EXERCISE DIRECTIONS ▸
The lines to copy from the listing below are those that contain the string "time".
START THE RECORDS
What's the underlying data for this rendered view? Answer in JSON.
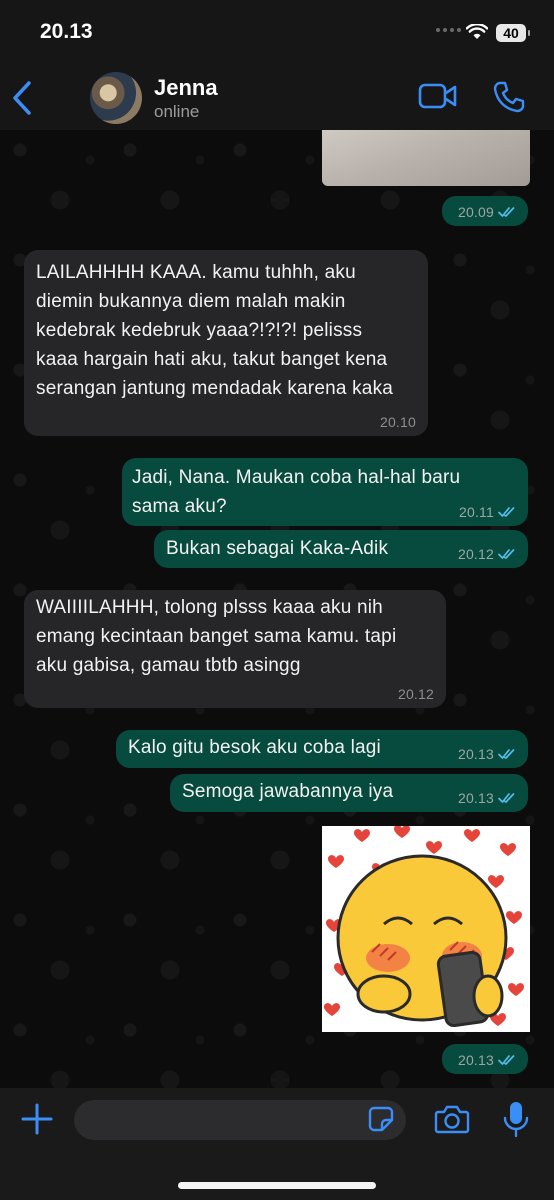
{
  "status_bar": {
    "time": "20.13",
    "battery": "40"
  },
  "contact": {
    "name": "Jenna",
    "status": "online"
  },
  "messages": [
    {
      "time": "20.09"
    },
    {
      "text": "LAILAHHHH KAAA. kamu tuhhh, aku diemin bukannya diem malah makin kedebrak kedebruk yaaa?!?!?! pelisss kaaa hargain hati aku, takut banget kena serangan jantung mendadak karena kaka",
      "time": "20.10"
    },
    {
      "text": "Jadi, Nana. Maukan coba hal-hal baru sama aku?",
      "time": "20.11"
    },
    {
      "text": "Bukan sebagai Kaka-Adik",
      "time": "20.12"
    },
    {
      "text": "WAIIIILAHHH, tolong plsss kaaa aku nih emang kecintaan banget sama kamu. tapi aku gabisa, gamau tbtb asingg",
      "time": "20.12"
    },
    {
      "text": "Kalo gitu besok aku coba lagi",
      "time": "20.13"
    },
    {
      "text": "Semoga jawabannya iya",
      "time": "20.13"
    },
    {
      "time": "20.13"
    }
  ],
  "colors": {
    "accent": "#3a8ef6",
    "outgoing_bubble": "#064b3d",
    "incoming_bubble": "#262628",
    "read_ticks": "#53bdeb"
  },
  "icons": [
    "back-chevron-icon",
    "video-call-icon",
    "phone-icon",
    "plus-icon",
    "sticker-icon",
    "camera-icon",
    "microphone-icon",
    "double-check-icon"
  ]
}
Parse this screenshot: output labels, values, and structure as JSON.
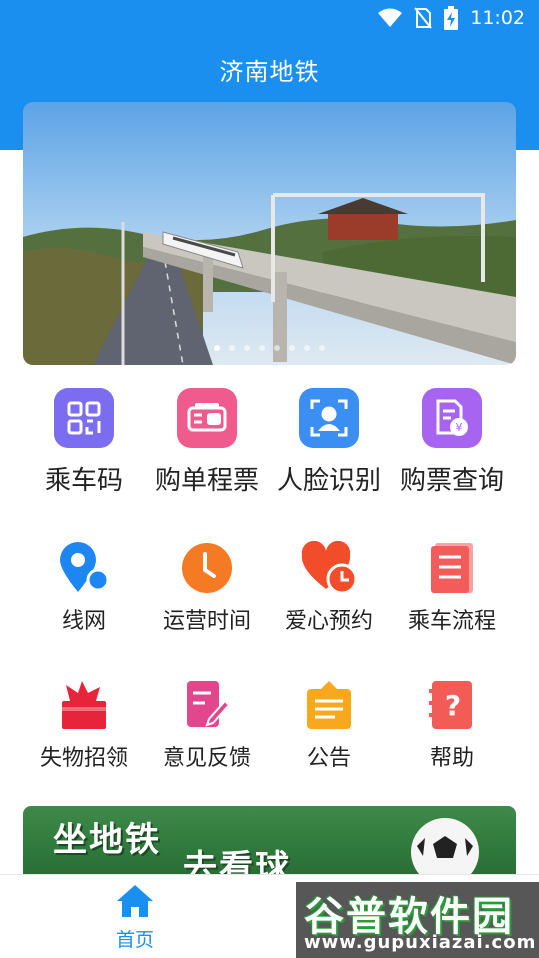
{
  "status_bar": {
    "time": "11:02",
    "icons": [
      "wifi-icon",
      "no-sim-icon",
      "battery-charging-icon"
    ]
  },
  "header": {
    "title": "济南地铁"
  },
  "banner": {
    "image": "metro-train-on-elevated-track-photo",
    "slide_count": 8,
    "active_slide": 0
  },
  "features": [
    {
      "label": "乘车码",
      "icon": "qr-code-icon",
      "color": "#7b6cf0"
    },
    {
      "label": "购单程票",
      "icon": "ticket-icon",
      "color": "#ef5b8c"
    },
    {
      "label": "人脸识别",
      "icon": "face-scan-icon",
      "color": "#3b8ff3"
    },
    {
      "label": "购票查询",
      "icon": "ticket-query-icon",
      "color": "#a764f0"
    }
  ],
  "services_row1": [
    {
      "label": "线网",
      "icon": "map-pin-icon",
      "color": "#1e86f0"
    },
    {
      "label": "运营时间",
      "icon": "clock-icon",
      "color": "#f47a24"
    },
    {
      "label": "爱心预约",
      "icon": "heart-clock-icon",
      "color": "#f24d2b"
    },
    {
      "label": "乘车流程",
      "icon": "document-icon",
      "color": "#f45c5c"
    }
  ],
  "services_row2": [
    {
      "label": "失物招领",
      "icon": "lost-found-icon",
      "color": "#e8243b"
    },
    {
      "label": "意见反馈",
      "icon": "feedback-icon",
      "color": "#e2478d"
    },
    {
      "label": "公告",
      "icon": "announcement-icon",
      "color": "#f7a81c"
    },
    {
      "label": "帮助",
      "icon": "help-icon",
      "color": "#f35b56"
    }
  ],
  "promo": {
    "line1": "坐地铁",
    "line2": "去看球",
    "icon": "soccer-ball-icon"
  },
  "tabbar": {
    "home_label": "首页",
    "home_icon": "home-icon"
  },
  "watermark": {
    "brand": "谷普软件园",
    "url": "www.gupuxiazai.com"
  }
}
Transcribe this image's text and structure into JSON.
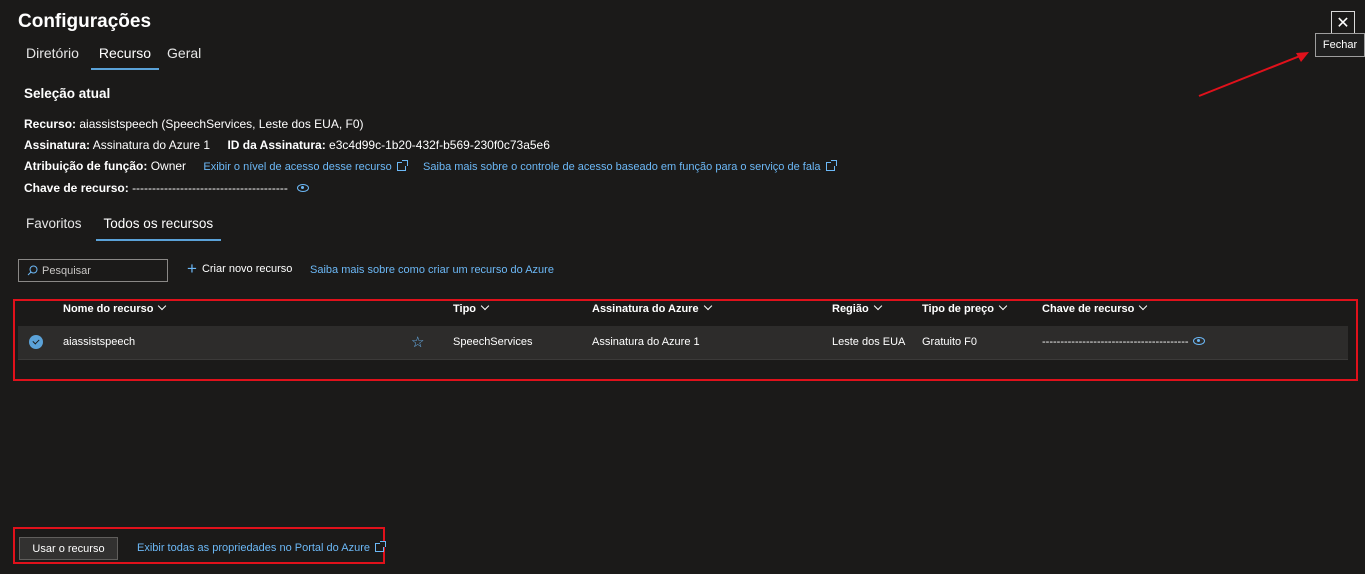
{
  "panel": {
    "title": "Configurações",
    "close_label": "✕",
    "tooltip": "Fechar"
  },
  "tabs": [
    "Diretório",
    "Recurso",
    "Geral"
  ],
  "current": {
    "section_title": "Seleção atual",
    "resource_label": "Recurso:",
    "resource_value": "aiassistspeech (SpeechServices, Leste dos EUA, F0)",
    "subscription_label": "Assinatura:",
    "subscription_value": "Assinatura do Azure 1",
    "subscription_id_label": "ID da Assinatura:",
    "subscription_id_value": "e3c4d99c-1b20-432f-b569-230f0c73a5e6",
    "role_label": "Atribuição de função:",
    "role_value": "Owner",
    "role_link": "Exibir o nível de acesso desse recurso",
    "rbac_link": "Saiba mais sobre o controle de acesso baseado em função para o serviço de fala",
    "key_label": "Chave de recurso:",
    "key_value": "---------------------------------------"
  },
  "subtabs": [
    "Favoritos",
    "Todos os recursos"
  ],
  "toolbar": {
    "search_placeholder": "Pesquisar",
    "create_label": "Criar novo recurso",
    "learn_link": "Saiba mais sobre como criar um recurso do Azure"
  },
  "table": {
    "columns": [
      "Nome do recurso",
      "Tipo",
      "Assinatura do Azure",
      "Região",
      "Tipo de preço",
      "Chave de recurso"
    ],
    "rows": [
      [
        "aiassistspeech",
        "SpeechServices",
        "Assinatura do Azure 1",
        "Leste dos EUA",
        "Gratuito F0",
        "----------------------------------------"
      ]
    ]
  },
  "footer": {
    "use_button": "Usar o recurso",
    "portal_link": "Exibir todas as propriedades no Portal do Azure"
  },
  "colors": {
    "accent": "#5ba2d8",
    "link": "#6cb8f6",
    "highlight": "#e0111b",
    "background": "#1b1a19"
  },
  "icons": [
    "close-icon",
    "external-link-icon",
    "eye-icon",
    "search-icon",
    "plus-icon",
    "chevron-down-icon",
    "checkmark-icon",
    "star-icon"
  ]
}
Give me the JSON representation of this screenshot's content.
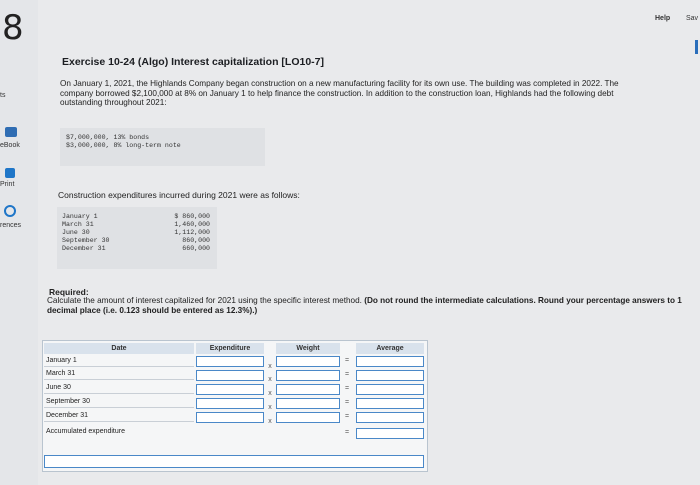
{
  "question_number": "8",
  "sidebar": {
    "partial_top": "ts",
    "book": "eBook",
    "print": "Print",
    "references": "rences"
  },
  "topbar": {
    "help": "Help",
    "save": "Sav"
  },
  "exercise": {
    "title": "Exercise 10-24 (Algo) Interest capitalization [LO10-7]",
    "intro": "On January 1, 2021, the Highlands Company began construction on a new manufacturing facility for its own use. The building was completed in 2022. The company borrowed $2,100,000 at 8% on January 1 to help finance the construction. In addition to the construction loan, Highlands had the following debt outstanding throughout 2021:",
    "debts": [
      "$7,000,000, 13% bonds",
      "$3,000,000, 8% long-term note"
    ],
    "expenditures_heading": "Construction expenditures incurred during 2021 were as follows:",
    "expenditures": {
      "dates": [
        "January 1",
        "March 31",
        "June 30",
        "September 30",
        "December 31"
      ],
      "amounts": [
        "$ 860,000",
        "1,460,000",
        "1,112,000",
        "860,000",
        "660,000"
      ]
    },
    "required_label": "Required:",
    "required_text": "Calculate the amount of interest capitalized for 2021 using the specific interest method.",
    "required_bold": "(Do not round the intermediate calculations. Round your percentage answers to 1 decimal place (i.e. 0.123 should be entered as 12.3%).)"
  },
  "table": {
    "headers": {
      "date": "Date",
      "expenditure": "Expenditure",
      "weight": "Weight",
      "average": "Average"
    },
    "rows": [
      "January 1",
      "March 31",
      "June 30",
      "September 30",
      "December 31",
      "Accumulated expenditure"
    ],
    "multiply_symbol": "x",
    "equals_symbol": "="
  }
}
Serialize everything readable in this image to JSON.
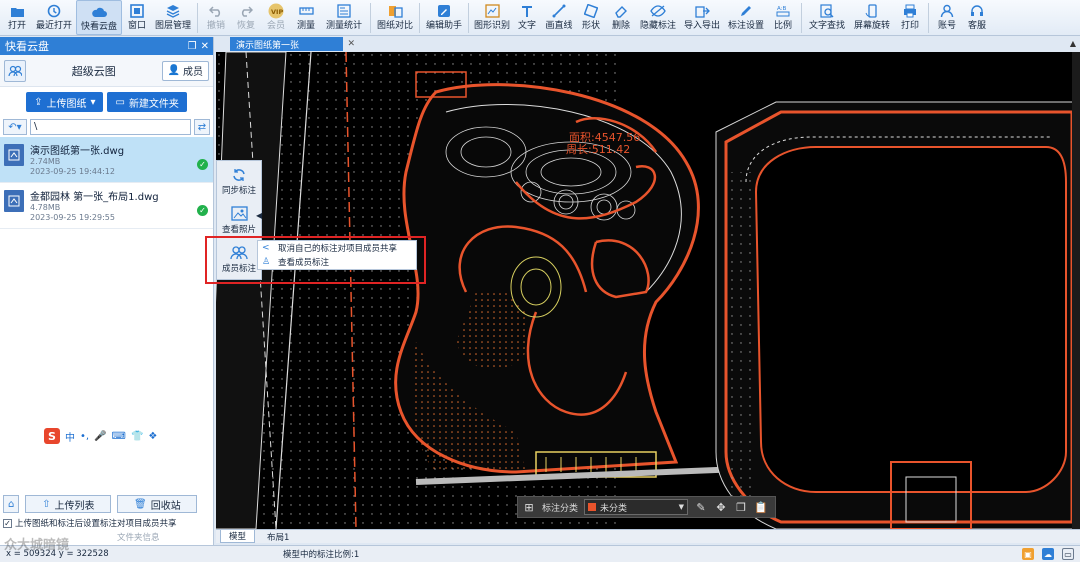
{
  "toolbar": {
    "items": [
      {
        "label": "打开",
        "icon": "folder-open-icon"
      },
      {
        "label": "最近打开",
        "icon": "history-icon"
      },
      {
        "label": "快看云盘",
        "icon": "cloud-icon"
      },
      {
        "label": "窗口",
        "icon": "window-icon"
      },
      {
        "label": "图层管理",
        "icon": "layers-icon"
      },
      {
        "label": "撤销",
        "icon": "undo-icon"
      },
      {
        "label": "恢复",
        "icon": "redo-icon"
      },
      {
        "label": "会员",
        "icon": "vip-icon"
      },
      {
        "label": "测量",
        "icon": "ruler-icon"
      },
      {
        "label": "测量统计",
        "icon": "measure-stats-icon"
      },
      {
        "label": "图纸对比",
        "icon": "compare-icon"
      },
      {
        "label": "编辑助手",
        "icon": "edit-assistant-icon"
      },
      {
        "label": "图形识别",
        "icon": "shape-recognize-icon"
      },
      {
        "label": "文字",
        "icon": "text-icon"
      },
      {
        "label": "画直线",
        "icon": "line-icon"
      },
      {
        "label": "形状",
        "icon": "shape-icon"
      },
      {
        "label": "删除",
        "icon": "eraser-icon"
      },
      {
        "label": "隐藏标注",
        "icon": "hide-annotation-icon"
      },
      {
        "label": "导入导出",
        "icon": "import-export-icon"
      },
      {
        "label": "标注设置",
        "icon": "annotation-settings-icon"
      },
      {
        "label": "比例",
        "icon": "scale-icon"
      },
      {
        "label": "文字查找",
        "icon": "text-search-icon"
      },
      {
        "label": "屏幕旋转",
        "icon": "rotate-icon"
      },
      {
        "label": "打印",
        "icon": "printer-icon"
      },
      {
        "label": "账号",
        "icon": "user-icon"
      },
      {
        "label": "客服",
        "icon": "headset-icon"
      }
    ]
  },
  "panel": {
    "title": "快看云盘",
    "cloud_title": "超级云图",
    "member_label": "成员",
    "upload_label": "上传图纸",
    "new_folder_label": "新建文件夹",
    "path_value": "\\",
    "files": [
      {
        "name": "演示图纸第一张.dwg",
        "size": "2.74MB",
        "date": "2023-09-25 19:44:12"
      },
      {
        "name": "金都园林 第一张_布局1.dwg",
        "size": "4.78MB",
        "date": "2023-09-25 19:29:55"
      }
    ],
    "ime_label": "中",
    "upload_list_label": "上传列表",
    "recycle_label": "回收站",
    "checkbox1_label": "上传图纸和标注后设置标注对项目成员共享",
    "checkbox2_label": "文件夹信息"
  },
  "doc_tab": {
    "title": "演示图纸第一张"
  },
  "side_panel": {
    "items": [
      {
        "label": "同步标注",
        "icon": "sync-icon"
      },
      {
        "label": "查看照片",
        "icon": "photo-icon"
      },
      {
        "label": "成员标注",
        "icon": "members-icon"
      }
    ]
  },
  "context_menu": {
    "items": [
      {
        "label": "取消自己的标注对项目成员共享",
        "icon": "share-icon"
      },
      {
        "label": "查看成员标注",
        "icon": "person-icon"
      }
    ]
  },
  "drawing": {
    "text_area": "面积:4547.56",
    "text_perimeter": "周长:511.42"
  },
  "filter_bar": {
    "label": "标注分类",
    "selected": "未分类"
  },
  "layout_tabs": [
    "模型",
    "布局1"
  ],
  "status": {
    "coords": "x = 509324  y = 322528",
    "ratio": "模型中的标注比例:1"
  },
  "watermark": "众大城暗镜",
  "colors": {
    "accent": "#2f7fd6",
    "cad_orange": "#e8542c",
    "cad_white": "#e8e8e8",
    "highlight_red": "#e02424",
    "ok_green": "#22b14c"
  }
}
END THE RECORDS
SOLUTION TO THIS TASK ▸
    "time": "20.13",
      "time": "20.09"
      "time": "20.10"
      "time": "20.11"
      "time": "20.12"
      "time": "20.12"
      "time": "20.13"
      "time": "20.13"
      "time": "20.13"
    "time": "11:02",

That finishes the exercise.